Neil Baksh was doing everything right. He was eating the right things. He wasn’t smoking. He was exercising six days a week. So he was shocked when he was diagnosed with prostate cancer.
Equally surprising was that he had symptoms at all, and they weren’t even symptoms of prostate cancer, which is usually symptomless. They pointed to a problem with his bladder and an enlarged prostate; the latter is common in older men and usually benign. But not this time.
Neil was only fifty-six and doing fine until, on a Christmas trip to Toronto in 2012, he was unable to discharge urine. As a nurse, Neil is very open about his story, and he wants to help raise awareness. “I had the urge to pee on the whole eight-hour trip but couldn’t. It was extremely uncomfortable.” More
From 2006 to 2010, prostate cancer accounted for the largest number (9,690) and the greatest percentage (25.4) of all invasive cancers diagnosed among men in Pennsylvania.
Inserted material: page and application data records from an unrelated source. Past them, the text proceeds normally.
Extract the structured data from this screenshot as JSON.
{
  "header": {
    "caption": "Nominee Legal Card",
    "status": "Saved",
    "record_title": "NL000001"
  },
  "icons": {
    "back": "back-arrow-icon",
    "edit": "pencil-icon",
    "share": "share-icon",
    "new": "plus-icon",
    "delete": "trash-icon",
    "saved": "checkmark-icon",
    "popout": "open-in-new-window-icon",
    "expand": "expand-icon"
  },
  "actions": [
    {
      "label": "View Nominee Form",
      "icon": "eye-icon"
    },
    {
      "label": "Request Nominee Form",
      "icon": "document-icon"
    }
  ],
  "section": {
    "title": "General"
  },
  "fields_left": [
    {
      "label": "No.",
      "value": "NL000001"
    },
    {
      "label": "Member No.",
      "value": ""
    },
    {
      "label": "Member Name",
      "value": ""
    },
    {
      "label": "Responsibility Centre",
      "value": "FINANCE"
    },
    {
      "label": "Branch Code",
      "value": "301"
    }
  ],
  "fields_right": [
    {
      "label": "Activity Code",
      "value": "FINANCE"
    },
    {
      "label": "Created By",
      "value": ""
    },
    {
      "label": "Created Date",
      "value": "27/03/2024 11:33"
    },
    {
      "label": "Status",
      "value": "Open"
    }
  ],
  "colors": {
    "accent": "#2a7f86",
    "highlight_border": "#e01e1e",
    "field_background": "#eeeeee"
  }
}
Very troubling was the fact that the age-adjusted rate of prostate cancer among African-American men was 60 percent higher and the death rate was twice that of white men, with nearly one out of every six cases diagnosed at a late stage.
These data reinforce the need for health care providers, health systems and insurance carriers to reach a consensus on the value of prostate cancer testing and send a clear message to all men (particularly those with a family history or of African-American descent). The current situation is utterly confusing and stressful. More
By Dr. Scott Owens
As a practicing urologist for the last 18 years focused on treating men with prostate cancer, I was alarmed by the final recommendation of the U.S. Preventive Services Task Force that healthy men should no longer receive prostate specific antigen testing.
Prostate cancer screenings are still key to early detection.
What is truly shocking is that this recommendation was made without a single urologist or oncologist serving on the task force. Had the task force bothered to have a specialist in the field, it might have seen the study published this spring in the New England Journal of Medicine that once again reaffirmed that prostate screening saves lives. More
By Dr. Fred Newton, Prostate Cancer Center,
An integral component of Urology of Central PA
as printed in 50plus Senior News September 2009
Should you test for prostate cancer or shouldn’t you? No doubt you’ve read or heard about recent studies questioning the advisability of PSA screening for prostate cancer.
In brief, some researchers are concerned that prostate cancer can be so slow growing that the prescribed treatment and side effects are often worse than the potential consequences of inaction.
However, should routine PSA testing be discouraged, one very perplexing dilemma remains: How can any unsuspecting patient know for certain if he harbors cancer cells, and if so, whether his particular cancer is slow growing or of the more aggressive type that can quickly become fatal if left untreated? More